I think it is absolutely wonderful that you have won your battle with your ED, but the war may never be won. Annie has beaten her ED several times, if you remember, but due to not having the core problem dealt with, it resurfaced again. This may be the most horrific battle yet, that enables her to win HER war. Please keep in mind that everyone is different, everyone is unique. What worked for you might serve to damage Annie further, and vice versa. You have no reason to criticize her methods, nor her very openness on this blog. Annie's bravery in opening herself up to such ongoing criticism has been monumental. And you have gotten more and more irrational in your attacks. I am sorry, but I see what you are doing as an attack, and I wonder why? Tough love is one thing, but what truly do you have invested to be defined as "tough love"? As a former (and I suspect, current)sufferer yourself, did you not want to have occasional validation and support of those around you? Just because you no longer suffer from an ED doesn't mean you are cured. A sufferer still suffers from multiple behavioral disorders, one replaced by another. It may not be an ED right now, but it is something. It is still there.

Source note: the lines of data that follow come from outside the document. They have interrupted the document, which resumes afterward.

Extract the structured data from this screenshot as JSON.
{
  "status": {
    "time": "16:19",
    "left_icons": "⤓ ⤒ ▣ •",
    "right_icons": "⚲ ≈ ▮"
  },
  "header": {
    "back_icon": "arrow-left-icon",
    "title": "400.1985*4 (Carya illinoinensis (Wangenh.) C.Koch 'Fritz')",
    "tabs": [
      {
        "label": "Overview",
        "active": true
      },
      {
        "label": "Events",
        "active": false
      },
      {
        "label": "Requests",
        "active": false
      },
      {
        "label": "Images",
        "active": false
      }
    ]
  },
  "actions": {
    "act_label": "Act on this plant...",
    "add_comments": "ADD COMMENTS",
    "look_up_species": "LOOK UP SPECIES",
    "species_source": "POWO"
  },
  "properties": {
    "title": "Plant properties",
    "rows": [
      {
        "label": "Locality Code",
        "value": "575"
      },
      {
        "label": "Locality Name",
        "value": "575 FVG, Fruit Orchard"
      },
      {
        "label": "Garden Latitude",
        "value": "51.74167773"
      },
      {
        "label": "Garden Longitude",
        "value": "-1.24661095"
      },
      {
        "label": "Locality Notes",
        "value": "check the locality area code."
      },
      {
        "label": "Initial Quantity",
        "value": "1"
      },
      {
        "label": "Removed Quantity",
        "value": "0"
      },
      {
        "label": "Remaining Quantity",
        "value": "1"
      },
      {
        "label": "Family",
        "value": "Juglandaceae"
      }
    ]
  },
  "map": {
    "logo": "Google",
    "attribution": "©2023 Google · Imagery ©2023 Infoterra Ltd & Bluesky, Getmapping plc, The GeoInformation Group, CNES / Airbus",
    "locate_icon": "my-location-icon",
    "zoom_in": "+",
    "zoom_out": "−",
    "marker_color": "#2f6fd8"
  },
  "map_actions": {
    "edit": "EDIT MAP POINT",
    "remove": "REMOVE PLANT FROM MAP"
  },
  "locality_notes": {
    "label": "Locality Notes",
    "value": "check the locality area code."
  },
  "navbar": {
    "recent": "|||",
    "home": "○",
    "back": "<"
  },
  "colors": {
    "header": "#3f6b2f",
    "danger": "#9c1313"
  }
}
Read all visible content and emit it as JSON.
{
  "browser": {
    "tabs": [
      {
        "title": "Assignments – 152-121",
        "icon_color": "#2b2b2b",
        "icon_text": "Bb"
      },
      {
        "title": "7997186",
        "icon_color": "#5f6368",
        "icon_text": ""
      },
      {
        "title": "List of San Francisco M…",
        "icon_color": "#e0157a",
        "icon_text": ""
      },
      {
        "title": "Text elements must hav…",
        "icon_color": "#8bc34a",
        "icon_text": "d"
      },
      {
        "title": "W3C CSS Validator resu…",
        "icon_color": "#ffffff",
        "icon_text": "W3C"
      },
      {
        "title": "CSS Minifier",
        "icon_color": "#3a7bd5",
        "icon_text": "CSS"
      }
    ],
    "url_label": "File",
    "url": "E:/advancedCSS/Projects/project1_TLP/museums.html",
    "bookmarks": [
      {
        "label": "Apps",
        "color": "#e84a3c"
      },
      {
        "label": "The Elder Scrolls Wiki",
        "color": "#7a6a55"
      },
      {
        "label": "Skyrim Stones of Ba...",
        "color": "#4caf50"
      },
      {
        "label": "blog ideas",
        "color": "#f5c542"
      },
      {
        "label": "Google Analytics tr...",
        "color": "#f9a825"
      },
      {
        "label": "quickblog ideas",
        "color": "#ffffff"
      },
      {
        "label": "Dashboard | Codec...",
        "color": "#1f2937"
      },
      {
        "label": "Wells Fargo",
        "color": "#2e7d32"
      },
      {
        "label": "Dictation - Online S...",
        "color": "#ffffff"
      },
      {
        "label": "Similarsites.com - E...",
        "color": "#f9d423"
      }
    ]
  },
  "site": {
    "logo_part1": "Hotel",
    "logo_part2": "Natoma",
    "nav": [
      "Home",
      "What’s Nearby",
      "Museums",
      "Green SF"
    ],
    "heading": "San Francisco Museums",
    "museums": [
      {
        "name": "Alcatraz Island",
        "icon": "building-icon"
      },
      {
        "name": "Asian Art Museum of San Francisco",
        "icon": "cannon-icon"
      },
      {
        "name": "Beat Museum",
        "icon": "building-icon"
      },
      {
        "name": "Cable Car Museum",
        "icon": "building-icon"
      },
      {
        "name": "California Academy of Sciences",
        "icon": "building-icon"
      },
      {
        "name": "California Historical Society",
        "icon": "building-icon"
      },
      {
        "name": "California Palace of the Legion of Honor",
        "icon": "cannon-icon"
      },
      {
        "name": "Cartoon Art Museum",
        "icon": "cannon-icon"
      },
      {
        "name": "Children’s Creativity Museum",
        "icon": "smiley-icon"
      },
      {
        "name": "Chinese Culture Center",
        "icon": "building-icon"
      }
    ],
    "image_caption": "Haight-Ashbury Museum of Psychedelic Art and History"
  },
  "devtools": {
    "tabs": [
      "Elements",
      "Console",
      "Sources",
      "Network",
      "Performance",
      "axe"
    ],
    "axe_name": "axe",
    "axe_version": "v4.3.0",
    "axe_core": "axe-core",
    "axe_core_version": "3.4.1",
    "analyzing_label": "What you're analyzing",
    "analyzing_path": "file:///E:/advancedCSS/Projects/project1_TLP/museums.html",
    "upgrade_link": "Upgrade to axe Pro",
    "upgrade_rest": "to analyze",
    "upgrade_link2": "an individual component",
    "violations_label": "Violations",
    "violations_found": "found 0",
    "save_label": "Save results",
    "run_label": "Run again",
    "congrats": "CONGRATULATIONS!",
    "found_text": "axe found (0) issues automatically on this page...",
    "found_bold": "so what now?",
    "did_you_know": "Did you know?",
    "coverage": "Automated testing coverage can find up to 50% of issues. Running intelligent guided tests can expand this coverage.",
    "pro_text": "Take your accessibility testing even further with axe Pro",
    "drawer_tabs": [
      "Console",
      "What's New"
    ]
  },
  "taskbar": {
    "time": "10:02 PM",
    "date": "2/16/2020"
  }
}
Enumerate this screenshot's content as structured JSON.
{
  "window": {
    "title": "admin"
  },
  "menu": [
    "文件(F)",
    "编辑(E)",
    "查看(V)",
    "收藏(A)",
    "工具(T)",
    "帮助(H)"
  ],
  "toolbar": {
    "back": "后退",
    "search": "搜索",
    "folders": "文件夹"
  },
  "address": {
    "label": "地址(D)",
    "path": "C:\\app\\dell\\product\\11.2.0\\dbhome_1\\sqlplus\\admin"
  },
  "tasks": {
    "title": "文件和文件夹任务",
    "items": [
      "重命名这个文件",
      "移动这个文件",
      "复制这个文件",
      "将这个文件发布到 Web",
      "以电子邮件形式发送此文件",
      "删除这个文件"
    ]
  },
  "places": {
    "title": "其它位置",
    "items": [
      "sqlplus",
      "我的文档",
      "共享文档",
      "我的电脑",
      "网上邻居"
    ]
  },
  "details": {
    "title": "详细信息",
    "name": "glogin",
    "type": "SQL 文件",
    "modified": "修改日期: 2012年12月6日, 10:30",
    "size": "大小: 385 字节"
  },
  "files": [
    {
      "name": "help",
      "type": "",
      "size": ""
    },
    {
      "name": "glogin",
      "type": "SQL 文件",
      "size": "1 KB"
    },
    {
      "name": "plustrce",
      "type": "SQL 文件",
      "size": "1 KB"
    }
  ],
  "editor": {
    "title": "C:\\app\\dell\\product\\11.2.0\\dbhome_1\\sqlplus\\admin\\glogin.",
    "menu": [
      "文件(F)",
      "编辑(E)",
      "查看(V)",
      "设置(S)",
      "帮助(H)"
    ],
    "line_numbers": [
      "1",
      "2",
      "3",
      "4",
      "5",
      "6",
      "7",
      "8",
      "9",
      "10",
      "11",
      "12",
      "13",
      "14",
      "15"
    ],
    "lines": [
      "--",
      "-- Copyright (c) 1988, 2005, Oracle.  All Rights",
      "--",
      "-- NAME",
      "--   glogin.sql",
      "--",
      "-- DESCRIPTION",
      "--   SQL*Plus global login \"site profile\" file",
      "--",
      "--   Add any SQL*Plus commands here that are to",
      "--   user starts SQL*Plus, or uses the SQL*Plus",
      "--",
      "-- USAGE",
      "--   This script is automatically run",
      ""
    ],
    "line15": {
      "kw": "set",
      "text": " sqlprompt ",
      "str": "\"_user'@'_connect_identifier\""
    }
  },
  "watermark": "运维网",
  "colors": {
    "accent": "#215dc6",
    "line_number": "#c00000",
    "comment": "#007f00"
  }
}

I am not attacking you, but you might want to review your motivations for why you come off so attackful.

Ian T - Parsnip no longer... said...

Lexy: All I know is that I want to be able to look myself in the mirror and say that I did my best. That may be totally different to what you define that as, as well as many other commenters on this blog.

I think it was when you said "you can't love someone if..." that I took the most exception to. I try, in all my writing to talk about my experiences, and not to tell other people what to do, or feel, or how to react. That's because I know that each persons illness/ED/whatever is very much personal to them. A broken leg is a broken leg. The effects of that are simple to see, however the psychological effect of it can be completely different in different people.

In the paper today, I read a very sad article about a soon-to-be-professional rugby player who had an accident and was paralysed from the neck down. Rugby was his life, and as far as he was concerned that life was over. Other paraplegics said that it was "just depression" and he would have recovered, but his mother said differently. She took him to a Euthanasia clinic (outside of the UK) and assisted with his suicide.

The author of the article went on to say how sad the whole story was, and how it was unfair that his parents should return to the UK to face possible prosecution and up to 14 years in jail.

I am sure that a hundred people reading that story would have a hundred opinions on what was right, what was wrong, and what should happen now. The result though is that that lad, and his family went through hell, and (I would hope) did the best they could at the time. Who are we to criticise? We who really know nothing about what the family was going through? We who know only what we've read in that short article by a (biased?) reporter.

I do suffer pain. I do hurt. I reach my breaking points. I am not denying that. I wish to God I was stronger than I am sometimes, but I do the best I can.

Walking away (in whatever form), no matter how tough it gets, is not my answer. But that's not to say that it's the answer for others.

I just try to do my best.